The government’s appeal, released by the foreign ministry, coincides with a statement issued by the European Council on Monday warning the Maldivian government of potential “targeted measures” on its officials if the state of emergency is not lifted immediately, with the “immediate release of all political prisoners”, and if it fails to fall in line with democratic principles and separation of powers.

In the warning issued by the foreign relations council of the EU, it had called on the government to “immediately lift the state of emergency, and restore all constitutionally guaranteed rights” to the citizens.
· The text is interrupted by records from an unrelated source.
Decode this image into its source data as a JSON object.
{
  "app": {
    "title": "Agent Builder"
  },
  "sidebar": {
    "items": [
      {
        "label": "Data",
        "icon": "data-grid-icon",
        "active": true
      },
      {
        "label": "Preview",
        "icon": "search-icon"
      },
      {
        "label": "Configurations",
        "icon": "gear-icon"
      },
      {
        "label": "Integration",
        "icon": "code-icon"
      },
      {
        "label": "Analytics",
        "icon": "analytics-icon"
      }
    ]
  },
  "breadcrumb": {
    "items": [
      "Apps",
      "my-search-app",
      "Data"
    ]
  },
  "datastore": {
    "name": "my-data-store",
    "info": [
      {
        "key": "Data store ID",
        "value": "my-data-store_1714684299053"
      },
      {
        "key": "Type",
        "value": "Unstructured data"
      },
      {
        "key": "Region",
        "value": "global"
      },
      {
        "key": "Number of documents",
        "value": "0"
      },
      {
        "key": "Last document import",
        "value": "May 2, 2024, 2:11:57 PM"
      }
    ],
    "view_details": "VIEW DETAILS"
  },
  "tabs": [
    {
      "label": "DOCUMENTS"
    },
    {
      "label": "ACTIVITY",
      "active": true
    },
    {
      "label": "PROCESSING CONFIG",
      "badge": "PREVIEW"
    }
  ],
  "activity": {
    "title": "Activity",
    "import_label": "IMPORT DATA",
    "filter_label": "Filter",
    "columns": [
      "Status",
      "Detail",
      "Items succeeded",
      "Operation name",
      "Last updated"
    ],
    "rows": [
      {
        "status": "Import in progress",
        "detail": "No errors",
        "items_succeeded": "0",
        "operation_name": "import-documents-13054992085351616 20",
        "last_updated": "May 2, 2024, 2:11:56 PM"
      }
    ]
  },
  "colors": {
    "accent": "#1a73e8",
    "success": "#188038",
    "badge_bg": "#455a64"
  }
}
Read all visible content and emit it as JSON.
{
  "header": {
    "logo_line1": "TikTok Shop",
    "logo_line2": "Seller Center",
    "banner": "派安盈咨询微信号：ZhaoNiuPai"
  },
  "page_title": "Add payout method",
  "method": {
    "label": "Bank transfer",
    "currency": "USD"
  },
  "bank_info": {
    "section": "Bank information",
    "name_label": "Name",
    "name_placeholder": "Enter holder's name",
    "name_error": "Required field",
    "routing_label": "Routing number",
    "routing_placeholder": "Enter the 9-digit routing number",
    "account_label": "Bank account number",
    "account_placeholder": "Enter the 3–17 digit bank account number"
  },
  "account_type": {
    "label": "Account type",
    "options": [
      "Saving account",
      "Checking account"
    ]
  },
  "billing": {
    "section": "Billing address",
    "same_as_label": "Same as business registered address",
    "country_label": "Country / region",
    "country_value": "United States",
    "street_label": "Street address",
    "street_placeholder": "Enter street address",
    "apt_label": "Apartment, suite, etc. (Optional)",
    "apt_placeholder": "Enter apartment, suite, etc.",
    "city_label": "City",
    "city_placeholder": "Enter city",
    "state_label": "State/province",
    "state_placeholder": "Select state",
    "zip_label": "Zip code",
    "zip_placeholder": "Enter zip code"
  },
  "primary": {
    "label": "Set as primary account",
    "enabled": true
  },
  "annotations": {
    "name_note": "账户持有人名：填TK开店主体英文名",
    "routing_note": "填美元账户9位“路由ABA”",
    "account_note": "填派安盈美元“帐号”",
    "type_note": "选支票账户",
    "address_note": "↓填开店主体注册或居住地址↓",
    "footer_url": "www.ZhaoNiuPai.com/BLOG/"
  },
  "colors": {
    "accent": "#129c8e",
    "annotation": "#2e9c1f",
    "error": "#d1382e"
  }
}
It had also called for the “immediate release of all political prisoners,” and condemned the politically motivated arrests.

However, responding to the EU council’s warning, the statement released by the foreign ministry stated that the government appreciated the European Union for standing with the Maldives during this difficult period.

The opposition is currently criticizing the government’s stance, alleging that the actions taken do not indicate that the government was genuine in its efforts despite the EU’s warning.

Meanwhile, the Maldivian Ambassador to the European Union and Belgium, Ahmed Shian, had welcomed the statement issued by the EU, and stated that he was confident that the body would not impose any sanctions on the country.

Further, the Ministry of Foreign Affairs had assured that the Maldives would continue to work with the European Union and expressed gratitude for its continued support in strengthening the democratic structures and framework of the country.

The President’s Office had claimed that while the government was acting to solve the current turmoil, it had also appealed to the opposition to reengage in political dialogue.

The government had justified the 30-day extension to the original 15-day state of emergency declared by the president on February 5, by stating that it had faced a constitutional deadlock after the apex court ruling of February 1, which had posed many national security threats.

A part of the unanimous ruling, issued by the full bench of the Supreme Court on February 1, had ordered to free nine prominent political figures. However, with the declaration of the state of emergency, Chief Justice Abdulla Saeed and Justice Ali Hameed of the Supreme Court were arrested; the remaining three justices of the apex court had later nullified this part of the ruling.

After referring to the Supreme Court ruling that nullified the part on releasing political figures, the President’s Office had claimed that there was no longer any legal mandate to implement the Supreme Court ruling of February 1.

It had also claimed that the measures taken by the government was to ensure national security and constitutional order to uphold the rule of law and to safeguard the peace and stability of the nation. The government assured that the state of emergency would be lifted as soon as the threats posed to national security were addressed satisfactorily.

While responding to concerns about the security of foreign nationals residing in the country and tourists visiting the Maldives, the government had assured unwavering commitment to ensure their safety.

The government assured that the state of emergency was declared without imposing a curfew and does not affect the daily life of citizens, businesses, service providers or tourists visiting the country.